What is being asked:
The answer should consist of each line below that contains the word "source".

************

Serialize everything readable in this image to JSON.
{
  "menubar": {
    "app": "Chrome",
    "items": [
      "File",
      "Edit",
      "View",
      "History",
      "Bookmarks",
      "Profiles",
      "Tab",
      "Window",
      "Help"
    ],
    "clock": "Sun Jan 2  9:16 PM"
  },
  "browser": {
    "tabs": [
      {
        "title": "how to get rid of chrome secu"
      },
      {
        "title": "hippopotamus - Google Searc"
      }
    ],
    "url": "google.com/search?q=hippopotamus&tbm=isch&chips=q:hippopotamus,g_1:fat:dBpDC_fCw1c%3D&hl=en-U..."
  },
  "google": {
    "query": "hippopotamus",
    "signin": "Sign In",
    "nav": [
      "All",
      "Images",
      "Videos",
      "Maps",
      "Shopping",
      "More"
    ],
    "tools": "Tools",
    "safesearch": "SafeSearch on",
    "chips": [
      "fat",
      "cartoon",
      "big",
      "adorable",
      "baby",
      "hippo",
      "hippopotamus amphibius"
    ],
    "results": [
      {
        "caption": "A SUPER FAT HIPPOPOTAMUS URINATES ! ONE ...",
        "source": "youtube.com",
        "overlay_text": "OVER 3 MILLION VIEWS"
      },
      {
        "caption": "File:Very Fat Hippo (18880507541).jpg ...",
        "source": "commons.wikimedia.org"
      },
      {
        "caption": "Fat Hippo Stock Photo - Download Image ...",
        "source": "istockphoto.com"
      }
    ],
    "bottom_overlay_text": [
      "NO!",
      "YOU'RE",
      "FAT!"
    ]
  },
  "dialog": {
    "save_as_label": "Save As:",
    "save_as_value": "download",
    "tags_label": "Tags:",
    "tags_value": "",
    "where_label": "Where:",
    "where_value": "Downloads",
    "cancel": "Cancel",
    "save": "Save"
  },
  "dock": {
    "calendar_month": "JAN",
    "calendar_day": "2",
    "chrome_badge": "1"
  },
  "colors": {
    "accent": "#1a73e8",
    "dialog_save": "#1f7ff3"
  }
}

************

Written answer:
        "source": "youtube.com",
        "source": "commons.wikimedia.org"
        "source": "istockphoto.com"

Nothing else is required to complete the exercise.